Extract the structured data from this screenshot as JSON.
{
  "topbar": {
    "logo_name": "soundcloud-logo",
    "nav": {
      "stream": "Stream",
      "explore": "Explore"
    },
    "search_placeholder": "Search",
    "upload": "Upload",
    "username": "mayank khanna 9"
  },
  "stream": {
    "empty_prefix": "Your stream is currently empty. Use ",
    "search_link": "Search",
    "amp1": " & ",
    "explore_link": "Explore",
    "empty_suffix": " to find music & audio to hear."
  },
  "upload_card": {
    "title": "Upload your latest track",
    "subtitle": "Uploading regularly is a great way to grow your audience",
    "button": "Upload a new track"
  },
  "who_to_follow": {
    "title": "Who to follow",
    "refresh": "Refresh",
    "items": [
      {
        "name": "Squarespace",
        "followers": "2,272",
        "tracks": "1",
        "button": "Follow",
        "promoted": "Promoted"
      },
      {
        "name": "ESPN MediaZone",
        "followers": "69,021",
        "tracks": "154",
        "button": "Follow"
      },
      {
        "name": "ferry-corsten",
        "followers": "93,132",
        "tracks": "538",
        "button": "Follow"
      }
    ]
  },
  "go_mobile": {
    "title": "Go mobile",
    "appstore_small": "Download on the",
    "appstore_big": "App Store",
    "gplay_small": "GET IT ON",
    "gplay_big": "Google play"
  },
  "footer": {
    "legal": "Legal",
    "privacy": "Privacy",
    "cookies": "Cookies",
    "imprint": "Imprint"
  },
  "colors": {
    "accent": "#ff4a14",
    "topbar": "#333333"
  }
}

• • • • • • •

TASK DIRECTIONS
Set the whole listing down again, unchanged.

ANSWER BOX
Extract the structured data from this screenshot as JSON.
{
  "topbar": {
    "logo_name": "soundcloud-logo",
    "nav": {
      "stream": "Stream",
      "explore": "Explore"
    },
    "search_placeholder": "Search",
    "upload": "Upload",
    "username": "mayank khanna 9"
  },
  "stream": {
    "empty_prefix": "Your stream is currently empty. Use ",
    "search_link": "Search",
    "amp1": " & ",
    "explore_link": "Explore",
    "empty_suffix": " to find music & audio to hear."
  },
  "upload_card": {
    "title": "Upload your latest track",
    "subtitle": "Uploading regularly is a great way to grow your audience",
    "button": "Upload a new track"
  },
  "who_to_follow": {
    "title": "Who to follow",
    "refresh": "Refresh",
    "items": [
      {
        "name": "Squarespace",
        "followers": "2,272",
        "tracks": "1",
        "button": "Follow",
        "promoted": "Promoted"
      },
      {
        "name": "ESPN MediaZone",
        "followers": "69,021",
        "tracks": "154",
        "button": "Follow"
      },
      {
        "name": "ferry-corsten",
        "followers": "93,132",
        "tracks": "538",
        "button": "Follow"
      }
    ]
  },
  "go_mobile": {
    "title": "Go mobile",
    "appstore_small": "Download on the",
    "appstore_big": "App Store",
    "gplay_small": "GET IT ON",
    "gplay_big": "Google play"
  },
  "footer": {
    "legal": "Legal",
    "privacy": "Privacy",
    "cookies": "Cookies",
    "imprint": "Imprint"
  },
  "colors": {
    "accent": "#ff4a14",
    "topbar": "#333333"
  }
}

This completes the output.